*** Opening Data extract ***
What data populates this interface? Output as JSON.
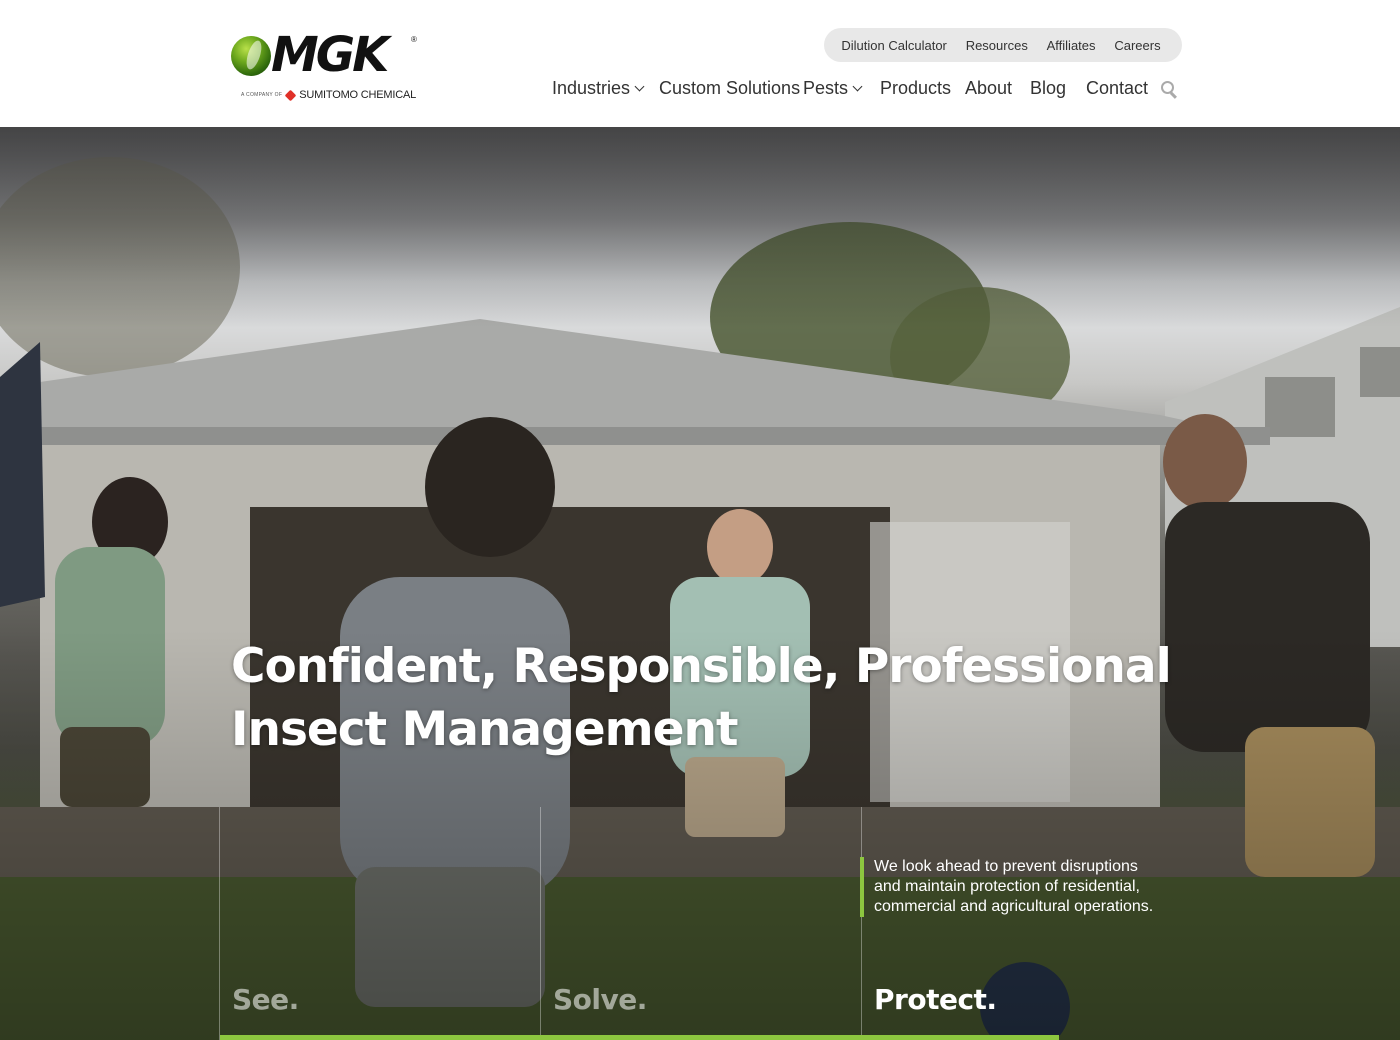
{
  "brand": {
    "name": "MGK",
    "registered": "®",
    "parent_prefix": "A COMPANY OF",
    "parent_company": "SUMITOMO CHEMICAL"
  },
  "utility_nav": [
    "Dilution Calculator",
    "Resources",
    "Affiliates",
    "Careers"
  ],
  "main_nav": [
    {
      "label": "Industries",
      "dropdown": true
    },
    {
      "label": "Custom Solutions",
      "dropdown": false
    },
    {
      "label": "Pests",
      "dropdown": true
    },
    {
      "label": "Products",
      "dropdown": false
    },
    {
      "label": "About",
      "dropdown": false
    },
    {
      "label": "Blog",
      "dropdown": false
    },
    {
      "label": "Contact",
      "dropdown": false
    }
  ],
  "hero": {
    "headline_line1": "Confident, Responsible, Professional",
    "headline_line2": "Insect Management",
    "tagline": "We look ahead to prevent disruptions and maintain protection of residential, commercial and agricultural operations.",
    "columns": [
      "See.",
      "Solve.",
      "Protect."
    ],
    "active_column": 2
  },
  "colors": {
    "accent_green": "#8dc63f",
    "utility_bg": "#e8e8e8",
    "text": "#333333"
  },
  "icons": {
    "search": "search-icon",
    "dropdown": "chevron-down-icon"
  }
}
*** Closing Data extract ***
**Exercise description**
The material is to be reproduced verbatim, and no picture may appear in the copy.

**Answer section**
What data populates this interface? Output as JSON.
{
  "brand": {
    "name": "MGK",
    "registered": "®",
    "parent_prefix": "A COMPANY OF",
    "parent_company": "SUMITOMO CHEMICAL"
  },
  "utility_nav": [
    "Dilution Calculator",
    "Resources",
    "Affiliates",
    "Careers"
  ],
  "main_nav": [
    {
      "label": "Industries",
      "dropdown": true
    },
    {
      "label": "Custom Solutions",
      "dropdown": false
    },
    {
      "label": "Pests",
      "dropdown": true
    },
    {
      "label": "Products",
      "dropdown": false
    },
    {
      "label": "About",
      "dropdown": false
    },
    {
      "label": "Blog",
      "dropdown": false
    },
    {
      "label": "Contact",
      "dropdown": false
    }
  ],
  "hero": {
    "headline_line1": "Confident, Responsible, Professional",
    "headline_line2": "Insect Management",
    "tagline": "We look ahead to prevent disruptions and maintain protection of residential, commercial and agricultural operations.",
    "columns": [
      "See.",
      "Solve.",
      "Protect."
    ],
    "active_column": 2
  },
  "colors": {
    "accent_green": "#8dc63f",
    "utility_bg": "#e8e8e8",
    "text": "#333333"
  },
  "icons": {
    "search": "search-icon",
    "dropdown": "chevron-down-icon"
  }
}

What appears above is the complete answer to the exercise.